When thinking of the United Arab Emirates, one thinks of opulent luxury: swank hotels, a myriad of dining options, the seven star Burj Al-Arab, exotic cars, the tallest building in the world, which are all symbols of wealth, progress and great success.
Each of the icons that come to mind has contributed to the identity of Dubai and made it one of the preeminent destinations for tourists across the globe. In the second quarter of 2013, MasterCard rated Dubai No. 7 in its index for Global Destination Cities, placing it before Los Angeles, Vienna, Barcelona and Rome.
However, other measures exist of the success economically, albeit not as visible to those not in the know.
Since is 2004 launch, the Dubai International Financial Center or DIFC has increased in size steadily making it today a global contender, beside the likes of Moscow and Beijing.
This type of success has not fallen on blind eyes in Casablanca, which is seeking to mimic the example set by Dubai in its hope to attract foreign investments and large international financial institutions.
The largest city in Morocco will attempt the construction of the CFC or the Casablanca Finance City, which would be the first of its type and size in North Africa.

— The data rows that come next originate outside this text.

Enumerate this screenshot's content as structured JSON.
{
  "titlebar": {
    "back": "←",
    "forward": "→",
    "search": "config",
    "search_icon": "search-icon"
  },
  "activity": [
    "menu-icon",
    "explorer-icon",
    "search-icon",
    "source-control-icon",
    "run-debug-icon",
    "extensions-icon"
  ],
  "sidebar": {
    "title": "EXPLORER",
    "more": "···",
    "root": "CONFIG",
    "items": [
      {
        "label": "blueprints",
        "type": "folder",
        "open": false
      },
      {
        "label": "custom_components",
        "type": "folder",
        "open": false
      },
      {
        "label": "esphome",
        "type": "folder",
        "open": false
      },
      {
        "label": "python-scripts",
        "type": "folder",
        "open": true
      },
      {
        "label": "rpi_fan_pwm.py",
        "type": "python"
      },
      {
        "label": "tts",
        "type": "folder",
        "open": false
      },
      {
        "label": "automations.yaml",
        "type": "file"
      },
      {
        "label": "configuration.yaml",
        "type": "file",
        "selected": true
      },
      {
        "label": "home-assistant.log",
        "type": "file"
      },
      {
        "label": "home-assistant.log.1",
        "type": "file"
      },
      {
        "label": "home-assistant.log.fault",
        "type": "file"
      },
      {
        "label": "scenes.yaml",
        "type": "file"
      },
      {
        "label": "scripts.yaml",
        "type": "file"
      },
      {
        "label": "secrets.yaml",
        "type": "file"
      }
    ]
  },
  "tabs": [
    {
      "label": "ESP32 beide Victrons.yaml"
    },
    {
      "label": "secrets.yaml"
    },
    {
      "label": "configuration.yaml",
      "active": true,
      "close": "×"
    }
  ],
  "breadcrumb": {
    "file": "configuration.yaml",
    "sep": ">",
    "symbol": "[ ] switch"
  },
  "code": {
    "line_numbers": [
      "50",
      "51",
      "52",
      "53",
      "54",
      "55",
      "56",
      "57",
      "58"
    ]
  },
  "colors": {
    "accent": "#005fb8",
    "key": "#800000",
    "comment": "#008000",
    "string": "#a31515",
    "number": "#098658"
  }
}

For a location to be called an international financial center its must be a global city playing a significant role in different capital markets and have a large number of financial institutions that are significant at the international level.
Of an important note are the financial centers designated as free zones or special economic zones in order to give incentive for business activity that relates to the financial segment.

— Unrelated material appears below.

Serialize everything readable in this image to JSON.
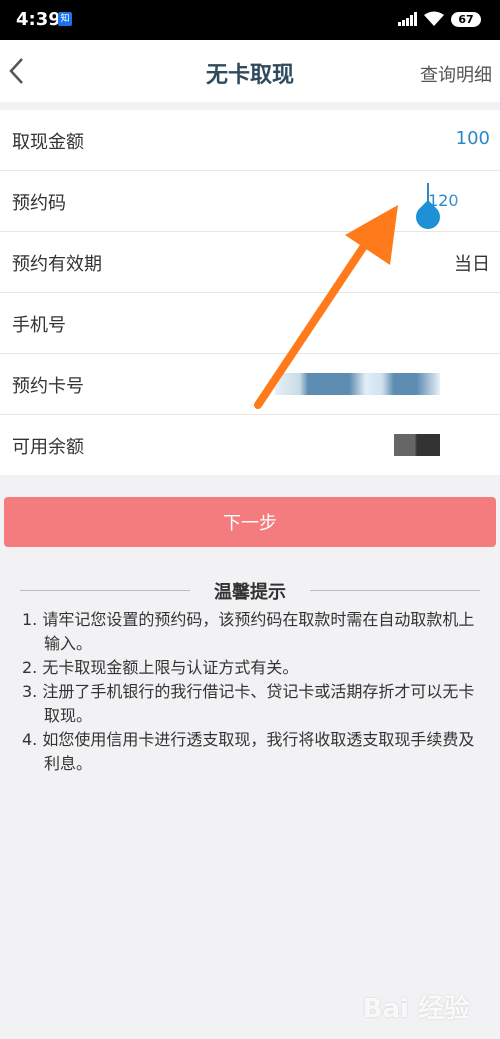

In 2009, the Brookings Institute wrote that the progress politically under King Mohammed VI in Morocco was stagnant and was merely the equivalent of old wine inside new bottles.
However, since the onset of the Arab Spring, the king agreed to new elections and made amendments in the Kingdom’s constitution.

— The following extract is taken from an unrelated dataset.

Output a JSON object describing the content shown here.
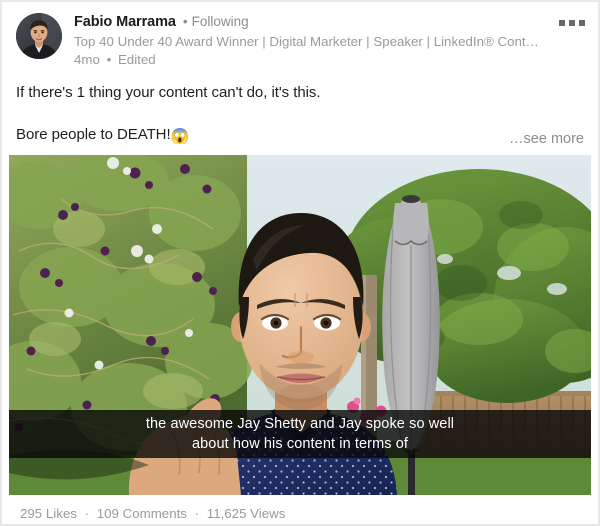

Recently a leading business magazine credited the strategic position geographically and its stability politically, especially in comparison to the rest of the Middle East and North Africa is the key reason why Morocco is attracting many foreign manufacturers that include Dell, Bombardier Aerospace and Renault.